This summer I had the pleasure of reading Simon Schama’s book Citizens, a labelled ‘Chronicle of the French Revolution’. It is an era that I return to now and again, such is its impact on world history; however, I find the various threads, main players, and factions incredibly confusing. Schama is a historian I rate very highly and I enjoyed the read through the period 1789-1794, which allowed me to come across engaging historical incidents. One of these involves Charlotte Corday.

Charlotte Corday’s name is forever linked to the French Revolution due to her decision to play a part in a brutal act: the assassination of the Jacobin leader Jean-Paul Marat. The murder itself has been depicted in the contemporary painting by Jacques-Louis David (‘The Death of Marat’), further impressing the murder on the public consciousness.

death of marat
David’s ‘The Death of Marat’

Corday has been hailed as ‘the Angel of Assassination’, and perhaps I (and generations of others) have been interested in the whole event because of her gender and of her unassuming background. She decided to act against Marat because of the political upheaval of the period, with the Jacobins purging their rivals the Girondins; she felt as if she had to act in this bloody manner in order to protect France. There is a clear modern analogy in the UK with the divisions caused by Brexit, especially in the more extreme methods and positions that politicians and the populace are prepared to take.

Corday had arrived in Paris intending to kill Marat in front of the Convention, however, Marat was at home due to ill-health. Marat kept his doors open to receive fellow citizens who had news, gossip, or denunciations of others. She arrived at Marat’s home and was permitted entrance by a clearly interested Marat. Corday was guided into the bathroom, where Marat himself was soaking in the tub; the conversation continued for some 15 minutes, during which time Corday revealed details of an anti-Jacobin plot. ‘Good’, Marat is reported to have said, ‘in a few days I will have them all guillotined.’

charlotte corday
Charlotte Corday

Schama picks up the narrative:

Her chair was directly by the side of the bath. All she had to do was to rise, lean over the man, pull the knife out from the top of her dress, and lunge down hard and quickly. There was time for but one strike, beneath the clavicle on the right side. Marat shouted “A moi, ma chere amie” before sinking back into the water. As Simone Evrard ran into the room, crying “My God, he has been assassinated,” a jet of blood gushed from the wound where the carotid artery had been opened. “Malheureuse, what have you done?” was all she could say to the murderess. Laurent Bas, who worked for Marat distributing his newspaper, ran into the room, throwing a chair at Charlotte, missing and finally pinning her down, as he told the court, “by holding on to her breasts.”

Later, Corday confessed to all in what Schama calls a ‘clearly and coolly’ tone. Many did not believe that she acted alone and wanted to uncover details of a wider conspiracy against the Jacobins. However, ‘every line of questioning met with the same stubborn denials that had, after all, the consistency of being true.’ The documents of the questioning reveal this:
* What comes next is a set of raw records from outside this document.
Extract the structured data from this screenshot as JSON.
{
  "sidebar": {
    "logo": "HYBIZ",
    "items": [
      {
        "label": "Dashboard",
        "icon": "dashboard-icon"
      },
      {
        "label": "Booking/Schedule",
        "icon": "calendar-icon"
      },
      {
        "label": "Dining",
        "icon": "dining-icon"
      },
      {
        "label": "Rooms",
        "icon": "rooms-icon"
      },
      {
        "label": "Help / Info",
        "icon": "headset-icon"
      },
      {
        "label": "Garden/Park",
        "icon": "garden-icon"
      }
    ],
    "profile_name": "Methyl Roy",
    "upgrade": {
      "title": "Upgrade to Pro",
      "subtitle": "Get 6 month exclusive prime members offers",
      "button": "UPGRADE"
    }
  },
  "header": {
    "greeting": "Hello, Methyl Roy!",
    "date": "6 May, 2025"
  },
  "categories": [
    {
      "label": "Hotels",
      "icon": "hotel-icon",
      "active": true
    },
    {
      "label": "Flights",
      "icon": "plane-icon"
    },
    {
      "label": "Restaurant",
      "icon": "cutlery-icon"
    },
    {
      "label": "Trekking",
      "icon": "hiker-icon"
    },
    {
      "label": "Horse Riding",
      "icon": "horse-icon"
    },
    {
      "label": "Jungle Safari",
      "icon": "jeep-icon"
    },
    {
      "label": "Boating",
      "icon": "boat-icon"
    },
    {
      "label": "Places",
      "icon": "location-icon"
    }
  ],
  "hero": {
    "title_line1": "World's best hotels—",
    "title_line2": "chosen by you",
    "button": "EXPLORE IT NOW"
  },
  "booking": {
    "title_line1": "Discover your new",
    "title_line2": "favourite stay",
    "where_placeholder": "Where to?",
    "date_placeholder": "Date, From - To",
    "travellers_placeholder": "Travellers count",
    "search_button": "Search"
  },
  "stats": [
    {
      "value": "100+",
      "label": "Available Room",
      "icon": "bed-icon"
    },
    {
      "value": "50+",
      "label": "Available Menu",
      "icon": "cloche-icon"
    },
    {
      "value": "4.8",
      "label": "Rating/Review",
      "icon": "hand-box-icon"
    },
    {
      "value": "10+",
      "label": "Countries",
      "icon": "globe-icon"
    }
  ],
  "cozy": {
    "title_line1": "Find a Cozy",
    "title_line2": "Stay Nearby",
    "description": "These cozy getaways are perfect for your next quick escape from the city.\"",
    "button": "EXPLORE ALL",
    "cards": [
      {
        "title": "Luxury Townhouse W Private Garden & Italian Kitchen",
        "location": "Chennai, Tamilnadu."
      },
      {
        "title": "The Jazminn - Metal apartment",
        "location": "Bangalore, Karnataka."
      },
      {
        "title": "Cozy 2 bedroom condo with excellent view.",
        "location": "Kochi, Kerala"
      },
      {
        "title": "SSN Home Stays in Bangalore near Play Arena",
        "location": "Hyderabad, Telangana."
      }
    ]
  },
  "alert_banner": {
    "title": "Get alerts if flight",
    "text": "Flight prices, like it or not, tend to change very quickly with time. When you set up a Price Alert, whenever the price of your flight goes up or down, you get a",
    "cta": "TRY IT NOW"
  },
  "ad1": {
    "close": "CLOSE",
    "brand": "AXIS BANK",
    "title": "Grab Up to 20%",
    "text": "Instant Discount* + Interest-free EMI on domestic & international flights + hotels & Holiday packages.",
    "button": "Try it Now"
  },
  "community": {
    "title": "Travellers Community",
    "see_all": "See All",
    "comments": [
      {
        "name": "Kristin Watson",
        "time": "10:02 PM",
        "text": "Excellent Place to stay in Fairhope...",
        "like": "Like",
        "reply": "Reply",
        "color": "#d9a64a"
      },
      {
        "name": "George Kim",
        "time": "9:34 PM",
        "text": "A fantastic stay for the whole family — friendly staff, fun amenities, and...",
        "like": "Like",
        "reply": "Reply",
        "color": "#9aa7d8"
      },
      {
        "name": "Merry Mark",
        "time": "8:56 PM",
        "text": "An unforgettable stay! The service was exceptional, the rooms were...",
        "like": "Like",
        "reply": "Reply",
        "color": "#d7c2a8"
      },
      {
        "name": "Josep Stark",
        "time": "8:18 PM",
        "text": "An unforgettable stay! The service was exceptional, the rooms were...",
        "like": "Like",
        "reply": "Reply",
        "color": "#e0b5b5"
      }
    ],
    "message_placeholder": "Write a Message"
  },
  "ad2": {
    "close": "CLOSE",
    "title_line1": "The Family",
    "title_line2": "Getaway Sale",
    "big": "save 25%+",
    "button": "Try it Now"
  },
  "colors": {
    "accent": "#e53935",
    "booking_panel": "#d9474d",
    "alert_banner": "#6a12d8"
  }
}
CORDAY: I knew that he was perverting France. I have killed one man to save a hundred thousand… I was a republican well before the Revolution and I have never lacked energy.

MONTANE: What do you mean by “energy”?

CORDAY: Those who put their own interests to one side and know how to sacrifice themselves for the patrie [country/homeland].

MONTANE: Didn’t you practice in advance, before striking the blow at Marat?

CORDAY: Oh! The monster [ie, Montane], he takes me for a murderer!

MONTANE: Nonetheless it was proven in the medical report that if you had struck the blow in this manner (demonstrating with a long motion) you would have not killed him.

CORDAY: I struck him just as you found. It was luck.

MONTANE: Who were the persons who counselled you to commit this murder?

CORDAY: I would never have committed such an attack on the advice of others. I alone conceived the plan and executed it….

MONTANE: Do you think you have killed all the Marats?

CORDAY: With this one dead, the others, perhaps, will be afraid.

marat bath

It is easy enough to believe why the Jacobins were so convinced of a wider plot: one of their leaders had been assassinated, the country was riven by political factions, and France itself was at war with other European nations. However, it goes deeper than mere suspicion and paranoia; quite simply put, Charlotte Corday was a woman. Women during the period had minimal rights and respect, and a mere woman had killed one of the mighty political voices of the country.

Ultimately, Corday was guillotined for her crime. But her legend continues to live on, and the entire event is regularly highlighted during study of the Holocaust. As for the judgement as to whether or not Corday herself was a hero or villain, like everything it depends on your own political viewpoint. Clearly murder itself is never acceptable, but there is something about this woman heading to Paris to attempt to decide the fate of an entire nation. Perhaps this is why the entire incident is regularly returned to again and again.